"There is some evidence indicating that voting behavior and criminal behavior are related. In a longitudinal survey of 1,000 young adults, Uggen and Manza (2004) found that only around 5% of the voters had been arrested or incarcerated compared to the non-voters of whom 16% had been arrested and 12% had been incarcerated. And, among former arrestees, approximately 27% of the non-voters had been rearrested compared to 12% of the voters. Similar patterns emerged when examining self-reported crime such that voters reported significantly less crime than non-voters. Thus, voting appears to be part of a 'package of prosocial behavior.'"

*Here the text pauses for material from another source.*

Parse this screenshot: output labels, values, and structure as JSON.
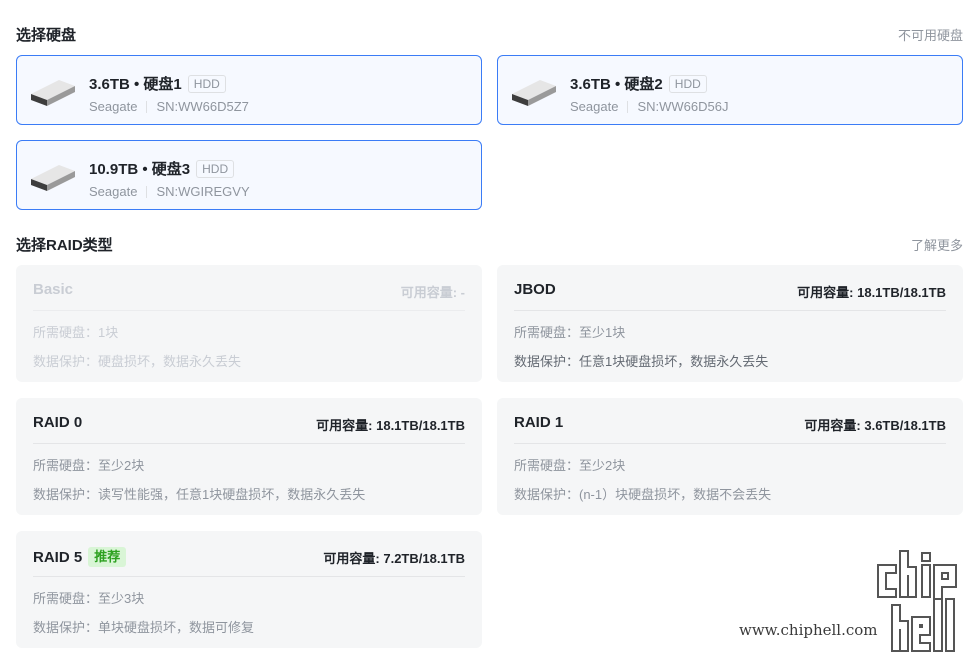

Dhami, Mandeep K. "Prisoner Disenfranchisement Policy: A Threat to Democracy?" Analyses of Social Issues and Public Policy (Washington, DC: The Society for the Psychological Study of Social Issues, December 2005) Vol. 5, Issue 1, p. 9.